At some point over the next couple weeks, KU basketball coach Bill Self and Joel Embiid will talk about the future. We know this because Self says they will. Nothing formal. Nothing official. Just a coach trying to gauge what his player is thinking: Will Embiid, a freshman center, be back for his sophomore season, or is he leaning toward leaving for the NBA Draft?
These sort of conversations are not new, Self says, nor are they unique to Embiid, a rising star who could be the No. 1 overall pick after playing basketball for just three years. More to the point: Whatever Embiid happens to say the next time they talk, Self won’t put too much stock in it.
“Regardless of what they tell us,” Self says, “we’ve had kids tell us for sure they’re positively coming back and leave. We’ve had kids say they’re positively staying and they transfer.
“A lot of times what they say really doesn’t have much bearing on how you should prepare.”
So here it is early February, and the Embiid question is already among the most fascinating surrounding No. 8 Kansas, which will face West Virginia at 3 p.m. Saturday at Allen Fieldhouse. Could a 7-foot center slated to be a top pick actually return to school for another year?

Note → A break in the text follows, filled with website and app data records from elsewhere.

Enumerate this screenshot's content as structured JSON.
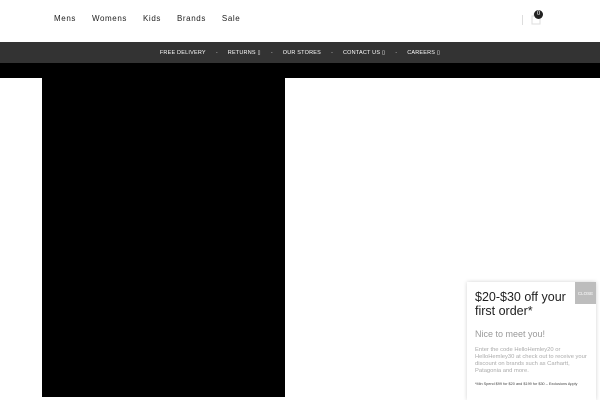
{
  "header": {
    "nav": [
      "Mens",
      "Womens",
      "Kids",
      "Brands",
      "Sale"
    ],
    "cart_count": "0"
  },
  "utility_bar": {
    "items": [
      "FREE DELIVERY",
      "RETURNS ▯",
      "OUR STORES",
      "CONTACT US ▯",
      "CAREERS ▯"
    ],
    "separator": "-"
  },
  "popup": {
    "title": "$20-$30 off your first order*",
    "subtitle": "Nice to meet you!",
    "body": "Enter the code HelloHemley20 or HelloHemley30 at check out to receive your discount on brands such as Carhartt, Patagonia and more.",
    "fine_print": "*Min Spend $99 for $20 and $199 for $30 – Exclusions Apply",
    "close_label": "CLOSE"
  },
  "icons": {
    "cart": "shopping-bag-icon"
  }
}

For the most part, the answer is unknowable, and the question may be premature. As Self says, the only person that really knows the answer to that question is Embiid. And what does it matter what he says in February anyway?
But this is the way the process works, so fan and media read the tea leaves from a season of quotes, dissecting them for any deeper meaning.

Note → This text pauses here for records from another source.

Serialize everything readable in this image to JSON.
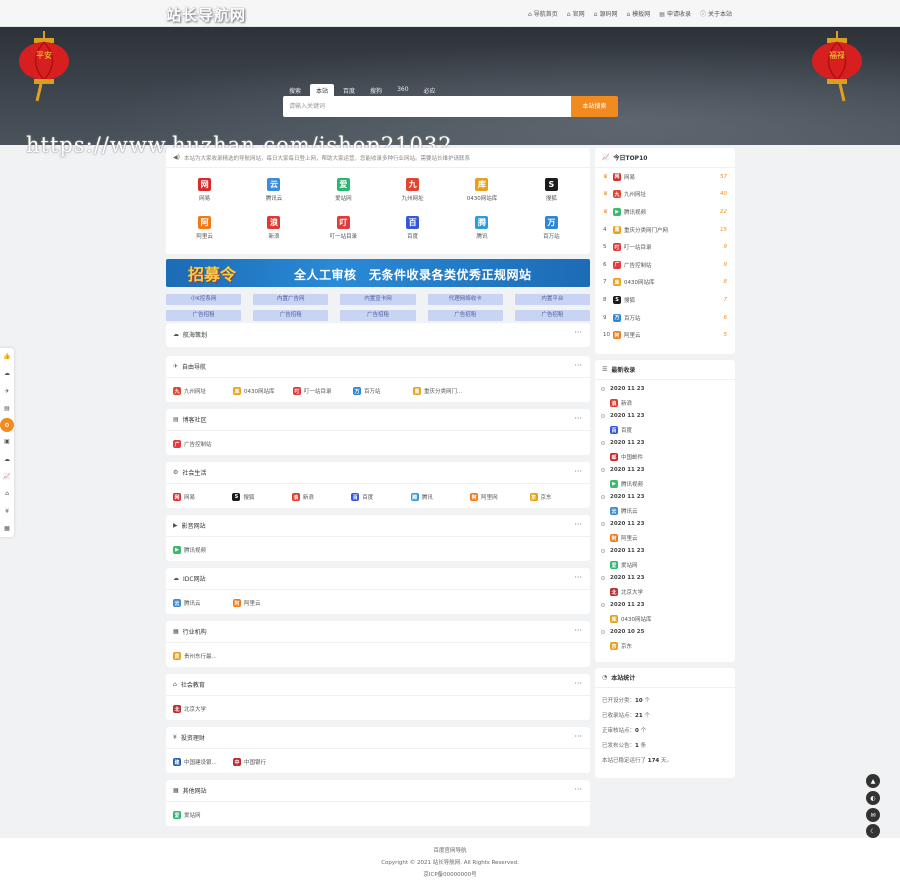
{
  "header": {
    "logo": "站长导航网",
    "nav": [
      {
        "icon": "home-icon",
        "label": "导航首页"
      },
      {
        "icon": "home-icon",
        "label": "官网"
      },
      {
        "icon": "home-icon",
        "label": "源码网"
      },
      {
        "icon": "home-icon",
        "label": "模板网"
      },
      {
        "icon": "doc-icon",
        "label": "申请收录"
      },
      {
        "icon": "info-icon",
        "label": "关于本站"
      }
    ]
  },
  "search": {
    "tabs": [
      "搜索",
      "本站",
      "百度",
      "搜狗",
      "360",
      "必应"
    ],
    "active_tab": "本站",
    "placeholder": "请输入关键词",
    "button": "本站搜索"
  },
  "lanterns": {
    "left": "平安",
    "right": "福禄"
  },
  "watermark": "https://www.huzhan.com/ishop21032",
  "notice": "本站为大家收录精选的导航网站，每日大家每日登上网，帮助大家运营，您能收录多种行业网站。需要站长维护请联系",
  "hot_sites": [
    {
      "name": "网易",
      "icon": "网",
      "color": "#d92b2b"
    },
    {
      "name": "腾讯云",
      "icon": "云",
      "color": "#3c8cd9"
    },
    {
      "name": "爱站网",
      "icon": "爱",
      "color": "#2bb673"
    },
    {
      "name": "九州网址",
      "icon": "九",
      "color": "#e0452f"
    },
    {
      "name": "0430网站库",
      "icon": "库",
      "color": "#e6a21f"
    },
    {
      "name": "搜狐",
      "icon": "S",
      "color": "#1b1b1b"
    },
    {
      "name": "阿里云",
      "icon": "阿",
      "color": "#f07a17"
    },
    {
      "name": "新浪",
      "icon": "浪",
      "color": "#e03a2f"
    },
    {
      "name": "叮一站目录",
      "icon": "叮",
      "color": "#e23b3b"
    },
    {
      "name": "百度",
      "icon": "百",
      "color": "#3657d9"
    },
    {
      "name": "腾讯",
      "icon": "腾",
      "color": "#2f9ae0"
    },
    {
      "name": "百万站",
      "icon": "万",
      "color": "#2d86d6"
    }
  ],
  "banner": {
    "title": "招募令",
    "text": "全人工审核　无条件收录各类优秀正规网站"
  },
  "ads_row1": [
    "小K控系网",
    "内置广告网",
    "内置宣卡网",
    "代理网络收卡",
    "内置平台"
  ],
  "ads_row2": [
    "广告招租",
    "广告招租",
    "广告招租",
    "广告招租",
    "广告招租"
  ],
  "sidebar_icons": [
    "thumb-icon",
    "cloud-icon",
    "plane-icon",
    "doc-icon",
    "tools-icon",
    "box-icon",
    "cloud-icon",
    "chart-icon",
    "grad-icon",
    "yen-icon",
    "grid-icon"
  ],
  "sections": [
    {
      "title": "航海策划",
      "icon": "☁",
      "links": []
    },
    {
      "title": "自由导航",
      "icon": "✈",
      "links": [
        {
          "name": "九州网址",
          "icon": "九",
          "color": "#e0452f"
        },
        {
          "name": "0430网站库",
          "icon": "库",
          "color": "#e6a21f"
        },
        {
          "name": "叮一站目录",
          "icon": "叮",
          "color": "#e23b3b"
        },
        {
          "name": "百万站",
          "icon": "万",
          "color": "#2d86d6"
        },
        {
          "name": "重庆分类网门...",
          "icon": "重",
          "color": "#e6a21f"
        }
      ]
    },
    {
      "title": "博客社区",
      "icon": "▤",
      "links": [
        {
          "name": "广告控制站",
          "icon": "广",
          "color": "#e23b3b"
        }
      ]
    },
    {
      "title": "社会生活",
      "icon": "⚙",
      "links": [
        {
          "name": "网易",
          "icon": "网",
          "color": "#d92b2b"
        },
        {
          "name": "搜狐",
          "icon": "S",
          "color": "#1b1b1b"
        },
        {
          "name": "新浪",
          "icon": "浪",
          "color": "#e03a2f"
        },
        {
          "name": "百度",
          "icon": "百",
          "color": "#3657d9"
        },
        {
          "name": "腾讯",
          "icon": "腾",
          "color": "#2f9ae0"
        },
        {
          "name": "阿里网",
          "icon": "阿",
          "color": "#f07a17"
        },
        {
          "name": "京东",
          "icon": "京",
          "color": "#e6a21f"
        }
      ]
    },
    {
      "title": "影音网站",
      "icon": "▶",
      "links": [
        {
          "name": "腾讯视频",
          "icon": "▶",
          "color": "#3cb96b"
        }
      ]
    },
    {
      "title": "IDC网站",
      "icon": "☁",
      "links": [
        {
          "name": "腾讯云",
          "icon": "云",
          "color": "#3c8cd9"
        },
        {
          "name": "阿里云",
          "icon": "阿",
          "color": "#f07a17"
        }
      ]
    },
    {
      "title": "行业机构",
      "icon": "▦",
      "links": [
        {
          "name": "贵州东行最...",
          "icon": "贵",
          "color": "#e6a21f"
        }
      ]
    },
    {
      "title": "社会教育",
      "icon": "⌂",
      "links": [
        {
          "name": "北京大学",
          "icon": "北",
          "color": "#b8312f"
        }
      ]
    },
    {
      "title": "投资理财",
      "icon": "¥",
      "links": [
        {
          "name": "中国建设银...",
          "icon": "建",
          "color": "#1f5fb3"
        },
        {
          "name": "中国银行",
          "icon": "中",
          "color": "#c3282d"
        }
      ]
    },
    {
      "title": "其他网站",
      "icon": "▦",
      "links": [
        {
          "name": "爱站网",
          "icon": "爱",
          "color": "#2bb673"
        }
      ]
    }
  ],
  "top10": {
    "title": "今日TOP10",
    "items": [
      {
        "rank": "1",
        "name": "网易",
        "count": "57",
        "icon": "网",
        "color": "#d92b2b",
        "crown": true
      },
      {
        "rank": "2",
        "name": "九州网址",
        "count": "40",
        "icon": "九",
        "color": "#e0452f",
        "crown": true
      },
      {
        "rank": "3",
        "name": "腾讯视频",
        "count": "22",
        "icon": "▶",
        "color": "#3cb96b",
        "crown": true
      },
      {
        "rank": "4",
        "name": "重庆分类网门户网",
        "count": "15",
        "icon": "重",
        "color": "#e6a21f",
        "crown": false
      },
      {
        "rank": "5",
        "name": "叮一站目录",
        "count": "9",
        "icon": "叮",
        "color": "#e23b3b",
        "crown": false
      },
      {
        "rank": "6",
        "name": "广告控制站",
        "count": "9",
        "icon": "广",
        "color": "#e23b3b",
        "crown": false
      },
      {
        "rank": "7",
        "name": "0430网站库",
        "count": "8",
        "icon": "库",
        "color": "#e6a21f",
        "crown": false
      },
      {
        "rank": "8",
        "name": "搜狐",
        "count": "7",
        "icon": "S",
        "color": "#1b1b1b",
        "crown": false
      },
      {
        "rank": "9",
        "name": "百万站",
        "count": "6",
        "icon": "万",
        "color": "#2d86d6",
        "crown": false
      },
      {
        "rank": "10",
        "name": "阿里云",
        "count": "5",
        "icon": "阿",
        "color": "#f07a17",
        "crown": false
      }
    ]
  },
  "recent": {
    "title": "最新收录",
    "items": [
      {
        "date": "2020 11 23",
        "name": "新浪",
        "icon": "浪",
        "color": "#e03a2f"
      },
      {
        "date": "2020 11 23",
        "name": "百度",
        "icon": "百",
        "color": "#3657d9"
      },
      {
        "date": "2020 11 23",
        "name": "中国邮件",
        "icon": "邮",
        "color": "#c3282d"
      },
      {
        "date": "2020 11 23",
        "name": "腾讯视频",
        "icon": "▶",
        "color": "#3cb96b"
      },
      {
        "date": "2020 11 23",
        "name": "腾讯云",
        "icon": "云",
        "color": "#3c8cd9"
      },
      {
        "date": "2020 11 23",
        "name": "阿里云",
        "icon": "阿",
        "color": "#f07a17"
      },
      {
        "date": "2020 11 23",
        "name": "爱站网",
        "icon": "爱",
        "color": "#2bb673"
      },
      {
        "date": "2020 11 23",
        "name": "北京大学",
        "icon": "北",
        "color": "#b8312f"
      },
      {
        "date": "2020 11 23",
        "name": "0430网站库",
        "icon": "库",
        "color": "#e6a21f"
      },
      {
        "date": "2020 10 25",
        "name": "京东",
        "icon": "京",
        "color": "#e6a21f"
      }
    ]
  },
  "stats": {
    "title": "本站统计",
    "rows": [
      {
        "label": "已开设分类：",
        "value": "10",
        "unit": " 个"
      },
      {
        "label": "已收录站点：",
        "value": "21",
        "unit": " 个"
      },
      {
        "label": "正审核站点：",
        "value": "0",
        "unit": " 个"
      },
      {
        "label": "已发布公告：",
        "value": "1",
        "unit": " 条"
      },
      {
        "label": "本站已稳定运行了 ",
        "value": "174",
        "unit": " 天。"
      }
    ]
  },
  "footer": {
    "line1": "百度官网导航",
    "line2": "Copyright © 2021 站长导航网. All Rights Reserved.",
    "line3": "京ICP备00000000号"
  },
  "colors": {
    "accent": "#f28b1f",
    "ad_bg": "#c9d4f5"
  }
}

From mid October, in an interview with The Star:“I don’t pay attention to (draft talk).”
From late January, in an interview with ESPN.com’s Dana O’Neil: “All of the great big men went to college at least two or three years. I think it’s a big factor.”
And from earlier this week:“I could come back, but I am not thinking about that right now.”
Back in October, KU freshman Andrew Wiggins made it quite clear that he would be in college for one season. There would be no charade. Wiggins would be in Lawrence for his freshman year, and he would try to enjoy it.
But inside the KU program, many expected Embiid to always be at least a two-year player. So as his meteoric rise continues, the NBA questions persist.
The chatter increased during Kansas’ win at Baylor on Tuesday, when ESPN sideline reporter Jeff Goodman said that Embiid had told him that he was “definitely considering coming back to school.”
In the moments after the game, Self grew visibly irritated when the report came up, questioning its actual news value.
“What else could Joel say?” Self said.
For Self, this is among the most frustrating parts of the process. Embiid, who is averaging 10.9 points and 7.6 rebounds per game, has cemented himself as a near lock for the lottery. But Self dislikes the way college players are often viewed through an NBA prism, their draft stock rising and falling on a daily basis.
“It’s ridiculous that the so-called media people that cover it can’t let the kids just be college kids,” Self told The Star. “That to me is ridiculous. You have one guy play one good game, and all of a sudden he moves up on the draft board. Well, that may be true in one writer’s name. But that’s not the way the NBA sees it. They’re going to see the kid play 20 times.”
But while the chatter can sometimes descend into empty speculation, Self still has to plan ahead. There are great benefits to having a lottery pick for one season.
No college coach would say no to a 7-foot rim protector with length and coordination.
But college coaches always have to worry about next season, too. The Jayhawks are currently still recruiting Texas high school center Myles Turner, another player with one-and-done potential. For obvious reasons, Turner might not be so keen on coming to KU if Embiid is still on the roster.
“I guarantee you if Joe says that he’s leaving or staying, it makes no difference,” Self said of his recruiting strategy. “We’d better have one (recruit) ready in case he does decide to go.”
On Friday, Self said he liked how next season’s roster was shaping up — no matter what Embiid decides to do. But mostly, Self just wants Embiid to enjoy these next two months. February can be a month for distractions among college basketball’s elite. Third parties, often runners for agents, will start trying to make contact with players and their families. Players begin to look to the future.
“If you’re in that position,” Self said, “you should just take a deep breath and enjoy it and let it play out as opposed to trying to force feed it. When you try to force feed it, it very rarely plays out the way that you had expected it to.”
So the process continues, and Embiid keeps thinking about his future, Self will make a Plan B. On Friday, as his Jayhawks stood at 8-1 in the Big 12, still on track for a 10th straight Big 12 title, he offered this story.
Last year, few inside the KU program expected Ben McLemore to be a one-and-done player. But then he took off, and the choice was made: McLemore had to leave.
So Self went out and signed Andrew Wiggins.
“I’m not sure we would have got Wiggs,” Self said, “if he would have stayed.”